    ABSTRACT: We present a revised molecular phylogeny of higher Basidiomycota focusing on Lepidostromataceae based on the large subunit (28S) of the nuclear ribosomal rDNA (nuLSU), with additionl data from the translation elongation factor 1 alpha 1 (TEF1) and the RNA polymerase II second largest subunit (RPB2) genes. Our results suggest that Lepidostromataceae is best recognized in a separate order, Lepidostromatales ordo novum, within subclass Agaricomycetidae. Furthermore, the internal topology of Lepidostromataceae, correlating with thallus features, indicates that three genera, instead of a single genus, should be recognized. We therefore introduce the genera Ertzia genus novum and Sulzbacheromyces genus novum for Lepidostroma akagerae and L. caatingae, respectively. In addition, the new species L. winklerianum spec. nova is described for Mexican material previously identified as L. calocerum. The photobionts of Sulzbacheromyces and Lepidostroma were identified using molecular data of the large subunit of the ribulose 1,5-bisphosphate carboxylase/oxygenase (rbcL) gene, revealing a possibly undescribed genus in Trebouxiophyceae and the first report of lichenization for the genus Bracteacoccus in Chlorophyceae.
    Fungal diversity 01/2014; 64(1). DOI:10.1007/s13225-013-0267-0 · 6.22 Impact Factor
  • Source
    • "In these groups we also find complex morphologies (stratified lichen thalli that also include shrub-or leaf-like habits). The lichen lifestyle is not predominant in Dothideomycetes and is scattered in different clades within this class (Muggia et al., 2008; Nelsen et al., 2009; Figure 2). Also, lichen thallus morphology in Dothideomycetes is generally simple (Figure 1B). "
    [Show abstract] [Hide abstract]
    ABSTRACT: Black meristematic fungi can survive high doses of radiation and are resistant to desiccation. These adaptations help them to colonize harsh oligotrophic habitats, e.g., on the surface and subsurface of rocks. One of their most characteristic stress-resistance mechanisms is the accumulation of melanin in the cell walls. This, production of other protective molecules and a plastic morphology further contribute to ecological flexibility of black fungi. Increased growth rates of some species after exposure to ionizing radiation even suggest yet unknown mechanisms of energy production. Other unusual metabolic strategies may include harvesting UV or visible light or gaining energy by forming facultative lichen-like associations with algae or cyanobacteria. The latter is not entirely surprising, since certain black fungal lineages are phylogenetically related to clades of lichen-forming fungi.
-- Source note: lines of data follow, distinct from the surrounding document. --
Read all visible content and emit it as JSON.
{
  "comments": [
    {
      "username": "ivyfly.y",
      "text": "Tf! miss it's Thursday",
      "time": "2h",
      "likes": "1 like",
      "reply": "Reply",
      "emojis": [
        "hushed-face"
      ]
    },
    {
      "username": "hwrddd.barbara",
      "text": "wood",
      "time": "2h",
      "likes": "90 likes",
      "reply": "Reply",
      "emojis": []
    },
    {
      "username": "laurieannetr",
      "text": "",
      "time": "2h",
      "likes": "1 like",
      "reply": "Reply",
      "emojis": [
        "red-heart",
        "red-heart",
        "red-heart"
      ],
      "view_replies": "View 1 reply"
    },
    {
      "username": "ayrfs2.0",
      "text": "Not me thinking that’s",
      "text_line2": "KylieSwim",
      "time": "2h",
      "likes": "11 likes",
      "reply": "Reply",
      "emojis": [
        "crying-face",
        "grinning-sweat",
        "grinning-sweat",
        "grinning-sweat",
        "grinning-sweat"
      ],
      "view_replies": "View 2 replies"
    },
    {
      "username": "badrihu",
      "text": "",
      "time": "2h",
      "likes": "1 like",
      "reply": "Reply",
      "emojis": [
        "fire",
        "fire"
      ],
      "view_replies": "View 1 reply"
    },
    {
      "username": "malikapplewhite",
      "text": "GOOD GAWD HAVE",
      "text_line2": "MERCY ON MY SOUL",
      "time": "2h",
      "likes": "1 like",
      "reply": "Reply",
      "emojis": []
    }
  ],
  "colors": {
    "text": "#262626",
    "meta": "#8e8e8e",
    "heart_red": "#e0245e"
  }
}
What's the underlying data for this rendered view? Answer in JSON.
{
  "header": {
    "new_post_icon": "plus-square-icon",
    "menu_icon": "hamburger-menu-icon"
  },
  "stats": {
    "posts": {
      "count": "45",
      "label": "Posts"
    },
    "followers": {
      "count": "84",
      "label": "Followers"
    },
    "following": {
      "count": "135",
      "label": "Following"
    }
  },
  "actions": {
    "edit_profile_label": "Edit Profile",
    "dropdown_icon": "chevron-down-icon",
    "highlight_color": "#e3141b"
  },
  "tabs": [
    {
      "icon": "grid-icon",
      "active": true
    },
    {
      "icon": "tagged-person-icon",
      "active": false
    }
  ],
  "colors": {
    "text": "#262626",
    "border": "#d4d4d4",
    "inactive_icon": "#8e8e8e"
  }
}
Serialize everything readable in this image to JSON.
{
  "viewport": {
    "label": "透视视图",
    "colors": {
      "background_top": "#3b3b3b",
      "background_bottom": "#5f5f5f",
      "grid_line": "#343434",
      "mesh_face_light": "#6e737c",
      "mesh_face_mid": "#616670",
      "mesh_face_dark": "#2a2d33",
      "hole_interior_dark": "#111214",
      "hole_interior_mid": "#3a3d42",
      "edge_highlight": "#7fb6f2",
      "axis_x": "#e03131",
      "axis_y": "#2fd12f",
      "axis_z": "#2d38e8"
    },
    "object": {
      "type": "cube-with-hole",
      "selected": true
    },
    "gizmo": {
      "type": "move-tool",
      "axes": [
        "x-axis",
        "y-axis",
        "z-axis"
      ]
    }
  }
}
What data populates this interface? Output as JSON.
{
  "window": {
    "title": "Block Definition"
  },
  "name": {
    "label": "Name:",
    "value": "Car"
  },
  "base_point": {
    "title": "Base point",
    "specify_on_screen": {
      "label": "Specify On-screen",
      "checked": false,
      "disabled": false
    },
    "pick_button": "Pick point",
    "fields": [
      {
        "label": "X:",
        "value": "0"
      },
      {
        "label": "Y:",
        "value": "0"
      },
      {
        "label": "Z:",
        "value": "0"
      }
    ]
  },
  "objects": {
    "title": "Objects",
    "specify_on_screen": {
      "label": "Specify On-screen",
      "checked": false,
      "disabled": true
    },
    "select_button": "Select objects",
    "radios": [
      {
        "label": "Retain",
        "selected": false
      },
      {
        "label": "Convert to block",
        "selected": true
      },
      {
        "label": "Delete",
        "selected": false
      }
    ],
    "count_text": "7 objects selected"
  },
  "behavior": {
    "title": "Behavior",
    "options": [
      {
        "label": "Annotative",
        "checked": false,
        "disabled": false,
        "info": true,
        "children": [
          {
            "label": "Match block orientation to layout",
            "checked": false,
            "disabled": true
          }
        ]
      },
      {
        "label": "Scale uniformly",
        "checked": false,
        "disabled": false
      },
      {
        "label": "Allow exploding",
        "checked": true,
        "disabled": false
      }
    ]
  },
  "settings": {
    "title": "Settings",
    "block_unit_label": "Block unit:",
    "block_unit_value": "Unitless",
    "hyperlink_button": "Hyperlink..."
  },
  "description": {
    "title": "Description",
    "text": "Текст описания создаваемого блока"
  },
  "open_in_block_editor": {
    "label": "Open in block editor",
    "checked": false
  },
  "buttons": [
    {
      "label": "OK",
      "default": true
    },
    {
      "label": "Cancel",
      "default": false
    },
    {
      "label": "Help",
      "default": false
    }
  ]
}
Similar to black fungi, lichen-forming fungi are adapted to growth on exposed surfaces with low availability of nutrients. They also efficiently use protective molecules to tolerate frequent periods of extreme stress. Traits shared by both groups of fungi may have been important in facilitating the evolution and radiation of lichen-symbioses.
    Frontiers in Microbiology 11/2012; 3:390. DOI:10.3389/fmicb.2012.00390 · 3.99 Impact Factor
Show more